And that will not, I want to emphasize, happen overnight. If we took the magic wand and everything we didn't get done during the prior special session got done that people might agree as optimal to reform our market to make it healthy, it still would not overnight bring down the cost of insurance premiums. However, once we do rebuild that capacity, once we do have those additional reforms in place, then I'm hopeful that over time we'll see those rates decline, and hopefully at some point actually see some reversal of the increases so people can get a break on their insurance premiums.

You and Sen. Passidomo will preside over supermajorities. How does that change how you run the chamber?

I don't think for me it changes anything at all in terms of my leadership approach or the types of policy reforms and challenges that I want to see us tackle, meaning that we were hoping and intending to do that anyway. And so while we have more members, I don't see that as fundamentally changing the way we approach governance. We've got a job to do, the state has challenges, people expect us to deliver solutions on those challenges and we're going to do it. But we would've done that with 78 members as well as with what looks to be 85.

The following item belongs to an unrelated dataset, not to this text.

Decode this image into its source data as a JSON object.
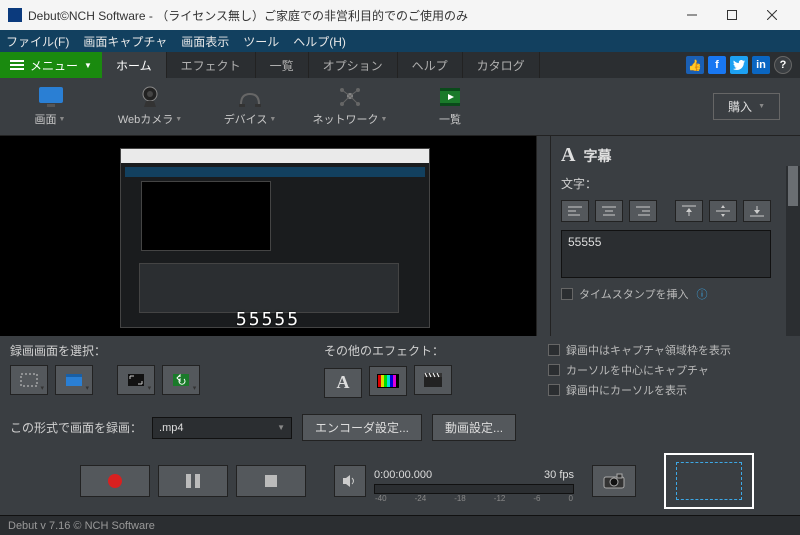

As everybody that's served with me knows, and the Democrats that I have shared time and service with know, I really enjoy a good debate and believe that it adds value to the process. And so people's voices have been heard, will continue to be heard. Nothing in that regard is going to change at all. Obviously having a two-thirds majority … allows us procedurally to move things along, overcome any kind of obstruction that may be inappropriate. But I don't anticipate that. I don't think for that reason that we're gonna need to "use" that supermajority, if you will. And you'll see two years that would look a lot like two years we had less than that supermajority. … It certainly does mean that we have the ability to do bold policy reforms, but my intent was to do that anyway. We do have structured questions and debate, and we (will) continue having that. That's not going change in the upcoming rules. We're certainly not going to be punitive because we have a supermajority. 

Every new speaker means an updated version of the House Rules, which guide the internal operations of the chamber. Can you tell us about any significant changes?

None that I can share now, but I think they're all good. I hope to try to use our time efficiently for members since we're a part-time legislature. Members that have commitments back home and need to get out (should) have some expectation that they can get out at a time certain, and we'll try to do things as efficiently as we have, but I think we're inheriting some really good rules and in a really well-run process. My main concern is to continue that and provide the type of environment where ideas are fully vetted, where all voices can be heard. And then we're gonna move forward with big, bold reforms with a governor that I share quite a lot philosophically in common with, and I know our other members do as well, in the House and Senate. And I think it'll be very productive and good for the people of Florida that we represent.

As to the reforms you just mentioned, will you be discussing those in your organization speech and can you tease at least one of them now?

… I've mentioned cost of living issues. I would say that Sen. Passidomo and I both share a desire to make sure we're looking to the future. While we're term limited, we are looking ahead to what the state will look like 20 years from now and ensuring that when it comes to our infrastructure, things like water supply or water quality or transportation or land conservation or resiliency, that we're ahead – not behind – in planning for the future. And that means assessing and making priorities so that we're not falling behind the chase, not chasing the shiny object of the moment and forgetting about the future of our neighbors and our children and making sure that Florida has a really, really strong future ahead of it. So I would say an area of focus is to truly dig down and get everybody on the same page for a common vision to take care of our future infrastructure.